- **Task brief**: Copy each line of the records that includes "新建文件夹".

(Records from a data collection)
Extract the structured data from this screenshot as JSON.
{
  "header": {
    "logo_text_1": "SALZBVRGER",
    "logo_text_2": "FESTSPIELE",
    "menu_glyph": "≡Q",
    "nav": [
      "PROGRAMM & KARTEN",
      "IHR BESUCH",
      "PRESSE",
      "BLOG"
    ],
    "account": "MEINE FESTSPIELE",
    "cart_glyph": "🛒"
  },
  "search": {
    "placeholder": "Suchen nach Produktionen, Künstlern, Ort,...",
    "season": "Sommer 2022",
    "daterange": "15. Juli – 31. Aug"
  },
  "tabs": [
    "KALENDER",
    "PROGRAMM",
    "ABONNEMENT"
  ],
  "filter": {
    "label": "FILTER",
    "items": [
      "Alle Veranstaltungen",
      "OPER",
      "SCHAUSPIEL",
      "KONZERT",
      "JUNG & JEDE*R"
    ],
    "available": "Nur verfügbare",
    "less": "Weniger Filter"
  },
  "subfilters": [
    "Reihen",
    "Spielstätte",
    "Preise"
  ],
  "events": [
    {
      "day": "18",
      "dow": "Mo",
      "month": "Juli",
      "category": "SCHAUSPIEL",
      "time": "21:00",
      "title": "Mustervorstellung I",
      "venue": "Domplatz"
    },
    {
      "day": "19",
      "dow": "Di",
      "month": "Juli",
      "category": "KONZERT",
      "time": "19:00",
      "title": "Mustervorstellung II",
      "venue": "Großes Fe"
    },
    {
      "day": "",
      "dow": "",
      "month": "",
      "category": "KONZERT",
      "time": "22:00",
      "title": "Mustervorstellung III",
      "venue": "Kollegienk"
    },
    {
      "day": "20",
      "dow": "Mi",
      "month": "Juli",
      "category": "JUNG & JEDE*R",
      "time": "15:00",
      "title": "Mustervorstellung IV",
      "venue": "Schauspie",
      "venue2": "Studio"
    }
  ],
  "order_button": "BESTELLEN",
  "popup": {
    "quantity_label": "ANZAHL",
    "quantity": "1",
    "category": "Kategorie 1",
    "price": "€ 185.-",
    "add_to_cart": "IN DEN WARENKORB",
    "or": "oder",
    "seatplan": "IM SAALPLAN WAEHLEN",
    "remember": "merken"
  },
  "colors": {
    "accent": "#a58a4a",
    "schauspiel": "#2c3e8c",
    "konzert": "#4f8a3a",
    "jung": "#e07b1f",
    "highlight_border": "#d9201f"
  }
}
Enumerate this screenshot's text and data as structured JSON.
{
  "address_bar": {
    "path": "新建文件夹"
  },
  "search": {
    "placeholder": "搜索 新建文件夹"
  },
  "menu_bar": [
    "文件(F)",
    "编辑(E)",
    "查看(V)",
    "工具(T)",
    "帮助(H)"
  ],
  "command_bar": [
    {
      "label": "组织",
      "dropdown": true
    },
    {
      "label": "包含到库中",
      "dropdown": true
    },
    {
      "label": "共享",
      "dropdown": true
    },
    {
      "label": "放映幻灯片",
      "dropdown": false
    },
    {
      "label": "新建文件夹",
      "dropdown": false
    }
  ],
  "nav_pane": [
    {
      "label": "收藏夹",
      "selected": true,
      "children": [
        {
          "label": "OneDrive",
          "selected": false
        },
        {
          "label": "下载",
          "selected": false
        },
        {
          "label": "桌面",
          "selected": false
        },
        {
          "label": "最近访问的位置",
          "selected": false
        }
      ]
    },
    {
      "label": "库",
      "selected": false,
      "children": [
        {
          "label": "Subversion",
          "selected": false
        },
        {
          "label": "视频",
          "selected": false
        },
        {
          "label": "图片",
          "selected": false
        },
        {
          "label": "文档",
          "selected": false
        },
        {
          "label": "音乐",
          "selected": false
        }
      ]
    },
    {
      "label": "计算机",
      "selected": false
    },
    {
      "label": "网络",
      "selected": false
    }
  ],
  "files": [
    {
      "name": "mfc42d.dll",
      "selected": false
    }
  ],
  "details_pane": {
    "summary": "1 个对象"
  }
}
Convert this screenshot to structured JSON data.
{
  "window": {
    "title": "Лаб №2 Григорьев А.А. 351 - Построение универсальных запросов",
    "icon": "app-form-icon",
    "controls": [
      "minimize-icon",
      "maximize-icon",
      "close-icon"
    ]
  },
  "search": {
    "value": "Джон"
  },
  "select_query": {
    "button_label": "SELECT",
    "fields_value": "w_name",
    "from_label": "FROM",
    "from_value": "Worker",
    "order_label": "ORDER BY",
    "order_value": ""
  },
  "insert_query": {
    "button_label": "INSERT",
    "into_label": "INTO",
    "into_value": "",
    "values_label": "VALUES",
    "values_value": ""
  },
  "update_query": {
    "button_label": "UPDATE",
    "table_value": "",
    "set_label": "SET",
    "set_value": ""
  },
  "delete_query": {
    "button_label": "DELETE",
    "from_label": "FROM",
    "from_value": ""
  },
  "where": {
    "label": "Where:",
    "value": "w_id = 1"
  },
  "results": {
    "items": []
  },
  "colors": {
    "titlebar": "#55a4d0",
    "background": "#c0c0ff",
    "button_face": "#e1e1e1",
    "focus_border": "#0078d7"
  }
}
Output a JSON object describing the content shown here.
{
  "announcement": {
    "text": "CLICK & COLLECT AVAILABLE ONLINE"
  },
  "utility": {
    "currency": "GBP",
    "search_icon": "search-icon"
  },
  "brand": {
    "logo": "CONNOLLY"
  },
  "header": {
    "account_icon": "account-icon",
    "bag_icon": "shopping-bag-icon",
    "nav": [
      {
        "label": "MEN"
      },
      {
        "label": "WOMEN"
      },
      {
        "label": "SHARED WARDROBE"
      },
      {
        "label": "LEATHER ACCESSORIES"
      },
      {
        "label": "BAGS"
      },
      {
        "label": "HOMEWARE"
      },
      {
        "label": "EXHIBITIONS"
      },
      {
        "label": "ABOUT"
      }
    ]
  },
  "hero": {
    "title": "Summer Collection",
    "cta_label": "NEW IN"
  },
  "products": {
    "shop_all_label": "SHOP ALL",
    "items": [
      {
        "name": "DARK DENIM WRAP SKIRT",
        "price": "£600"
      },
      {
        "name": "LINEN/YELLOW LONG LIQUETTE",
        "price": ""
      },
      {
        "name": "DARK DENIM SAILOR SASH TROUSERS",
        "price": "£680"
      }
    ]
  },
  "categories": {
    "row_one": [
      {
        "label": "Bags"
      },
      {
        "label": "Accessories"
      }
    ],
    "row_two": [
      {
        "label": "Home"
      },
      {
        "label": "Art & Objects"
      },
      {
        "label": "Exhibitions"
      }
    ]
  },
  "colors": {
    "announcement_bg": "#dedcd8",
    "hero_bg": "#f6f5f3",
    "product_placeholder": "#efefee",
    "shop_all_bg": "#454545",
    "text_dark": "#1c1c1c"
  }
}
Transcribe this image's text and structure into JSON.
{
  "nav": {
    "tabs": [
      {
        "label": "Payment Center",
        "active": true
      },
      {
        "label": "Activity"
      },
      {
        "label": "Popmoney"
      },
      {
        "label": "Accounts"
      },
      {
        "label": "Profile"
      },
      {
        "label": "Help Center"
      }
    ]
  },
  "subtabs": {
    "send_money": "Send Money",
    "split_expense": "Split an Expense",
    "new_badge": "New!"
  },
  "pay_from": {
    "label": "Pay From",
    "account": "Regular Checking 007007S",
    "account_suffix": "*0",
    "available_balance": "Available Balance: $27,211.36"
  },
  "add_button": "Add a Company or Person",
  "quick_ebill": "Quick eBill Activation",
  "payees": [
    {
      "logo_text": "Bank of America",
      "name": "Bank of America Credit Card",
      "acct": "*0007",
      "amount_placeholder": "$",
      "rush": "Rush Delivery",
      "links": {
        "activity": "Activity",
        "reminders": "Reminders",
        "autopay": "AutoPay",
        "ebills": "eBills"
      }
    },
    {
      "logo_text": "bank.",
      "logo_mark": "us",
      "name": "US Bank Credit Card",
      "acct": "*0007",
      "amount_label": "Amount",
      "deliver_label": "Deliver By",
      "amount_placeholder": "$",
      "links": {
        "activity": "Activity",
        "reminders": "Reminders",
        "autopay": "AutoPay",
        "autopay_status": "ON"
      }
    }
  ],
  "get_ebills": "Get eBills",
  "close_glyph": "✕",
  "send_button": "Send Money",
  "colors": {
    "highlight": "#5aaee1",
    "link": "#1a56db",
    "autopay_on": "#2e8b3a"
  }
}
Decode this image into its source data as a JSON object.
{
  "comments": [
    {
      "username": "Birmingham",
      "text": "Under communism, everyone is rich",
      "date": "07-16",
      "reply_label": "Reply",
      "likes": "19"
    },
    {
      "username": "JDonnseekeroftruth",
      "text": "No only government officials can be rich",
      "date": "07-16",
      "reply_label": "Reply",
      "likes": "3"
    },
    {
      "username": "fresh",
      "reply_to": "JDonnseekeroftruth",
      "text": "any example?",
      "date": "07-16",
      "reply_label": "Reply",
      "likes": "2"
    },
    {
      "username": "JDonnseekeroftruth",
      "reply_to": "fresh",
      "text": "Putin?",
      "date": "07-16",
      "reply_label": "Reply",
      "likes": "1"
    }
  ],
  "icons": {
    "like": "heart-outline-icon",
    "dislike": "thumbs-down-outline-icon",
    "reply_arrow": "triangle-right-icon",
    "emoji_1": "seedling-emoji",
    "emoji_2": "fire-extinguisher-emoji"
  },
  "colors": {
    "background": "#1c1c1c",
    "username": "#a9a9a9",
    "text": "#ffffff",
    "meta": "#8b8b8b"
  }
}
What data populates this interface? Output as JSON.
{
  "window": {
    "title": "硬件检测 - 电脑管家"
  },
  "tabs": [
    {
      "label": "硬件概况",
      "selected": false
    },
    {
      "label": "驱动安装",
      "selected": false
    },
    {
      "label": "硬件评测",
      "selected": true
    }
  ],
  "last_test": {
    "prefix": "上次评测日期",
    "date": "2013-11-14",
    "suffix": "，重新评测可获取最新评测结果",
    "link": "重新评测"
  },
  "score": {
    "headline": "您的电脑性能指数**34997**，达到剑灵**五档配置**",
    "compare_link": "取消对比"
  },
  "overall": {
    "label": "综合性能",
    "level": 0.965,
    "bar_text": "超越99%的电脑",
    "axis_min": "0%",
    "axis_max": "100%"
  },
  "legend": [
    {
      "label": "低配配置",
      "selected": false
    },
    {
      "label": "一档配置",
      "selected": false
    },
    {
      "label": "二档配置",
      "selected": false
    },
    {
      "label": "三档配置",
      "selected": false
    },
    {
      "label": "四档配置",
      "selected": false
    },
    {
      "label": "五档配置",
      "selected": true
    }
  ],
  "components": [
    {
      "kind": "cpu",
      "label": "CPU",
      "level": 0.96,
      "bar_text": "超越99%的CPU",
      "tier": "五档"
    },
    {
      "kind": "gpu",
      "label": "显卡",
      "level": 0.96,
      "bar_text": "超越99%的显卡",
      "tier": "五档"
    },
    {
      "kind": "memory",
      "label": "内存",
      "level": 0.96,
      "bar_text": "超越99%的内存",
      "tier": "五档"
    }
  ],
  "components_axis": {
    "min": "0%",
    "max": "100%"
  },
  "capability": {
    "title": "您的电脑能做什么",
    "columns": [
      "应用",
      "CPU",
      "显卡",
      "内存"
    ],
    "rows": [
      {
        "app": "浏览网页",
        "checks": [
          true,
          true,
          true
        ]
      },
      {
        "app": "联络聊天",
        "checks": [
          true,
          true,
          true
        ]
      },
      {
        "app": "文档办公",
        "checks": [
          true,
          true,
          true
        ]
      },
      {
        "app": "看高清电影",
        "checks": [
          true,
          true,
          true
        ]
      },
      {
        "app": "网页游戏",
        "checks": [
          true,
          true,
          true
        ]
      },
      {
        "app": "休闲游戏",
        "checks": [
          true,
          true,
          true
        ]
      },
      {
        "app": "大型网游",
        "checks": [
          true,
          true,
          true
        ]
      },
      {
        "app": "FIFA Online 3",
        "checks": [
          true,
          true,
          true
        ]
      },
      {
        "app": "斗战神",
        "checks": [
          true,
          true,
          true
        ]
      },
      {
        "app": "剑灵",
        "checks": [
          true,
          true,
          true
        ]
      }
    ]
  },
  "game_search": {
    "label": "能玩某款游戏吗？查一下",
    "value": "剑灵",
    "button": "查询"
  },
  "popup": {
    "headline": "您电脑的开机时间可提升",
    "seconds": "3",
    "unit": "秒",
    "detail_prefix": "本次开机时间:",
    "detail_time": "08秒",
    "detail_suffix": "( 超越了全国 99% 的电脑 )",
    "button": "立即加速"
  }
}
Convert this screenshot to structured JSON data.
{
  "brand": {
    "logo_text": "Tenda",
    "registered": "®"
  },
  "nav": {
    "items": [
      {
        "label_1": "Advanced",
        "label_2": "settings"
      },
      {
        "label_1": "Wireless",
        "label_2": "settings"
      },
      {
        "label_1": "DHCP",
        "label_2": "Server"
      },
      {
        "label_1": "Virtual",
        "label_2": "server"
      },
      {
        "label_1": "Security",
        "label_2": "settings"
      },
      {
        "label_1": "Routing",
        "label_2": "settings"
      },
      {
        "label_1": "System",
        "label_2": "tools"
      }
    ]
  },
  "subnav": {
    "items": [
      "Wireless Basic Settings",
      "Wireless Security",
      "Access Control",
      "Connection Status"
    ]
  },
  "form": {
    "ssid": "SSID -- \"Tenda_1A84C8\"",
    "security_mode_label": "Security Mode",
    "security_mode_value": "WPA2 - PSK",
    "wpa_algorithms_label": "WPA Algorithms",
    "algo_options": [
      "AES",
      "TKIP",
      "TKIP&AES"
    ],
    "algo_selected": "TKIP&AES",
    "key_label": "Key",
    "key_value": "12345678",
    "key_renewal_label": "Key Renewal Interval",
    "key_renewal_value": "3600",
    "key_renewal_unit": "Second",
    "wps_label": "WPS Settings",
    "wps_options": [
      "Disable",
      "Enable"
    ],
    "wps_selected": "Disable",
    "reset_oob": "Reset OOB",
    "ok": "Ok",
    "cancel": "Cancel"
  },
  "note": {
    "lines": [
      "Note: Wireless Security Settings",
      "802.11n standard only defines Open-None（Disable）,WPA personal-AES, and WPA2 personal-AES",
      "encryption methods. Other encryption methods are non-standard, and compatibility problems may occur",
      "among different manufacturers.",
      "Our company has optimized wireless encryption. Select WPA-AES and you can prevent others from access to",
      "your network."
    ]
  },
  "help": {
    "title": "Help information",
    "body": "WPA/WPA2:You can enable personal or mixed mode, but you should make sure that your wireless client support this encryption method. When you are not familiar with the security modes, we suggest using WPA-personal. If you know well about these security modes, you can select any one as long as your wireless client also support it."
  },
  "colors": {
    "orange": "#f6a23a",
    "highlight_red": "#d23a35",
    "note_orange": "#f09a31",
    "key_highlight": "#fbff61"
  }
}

- **Solution to the problem**:
    "path": "新建文件夹"
    "placeholder": "搜索 新建文件夹"
      "label": "新建文件夹",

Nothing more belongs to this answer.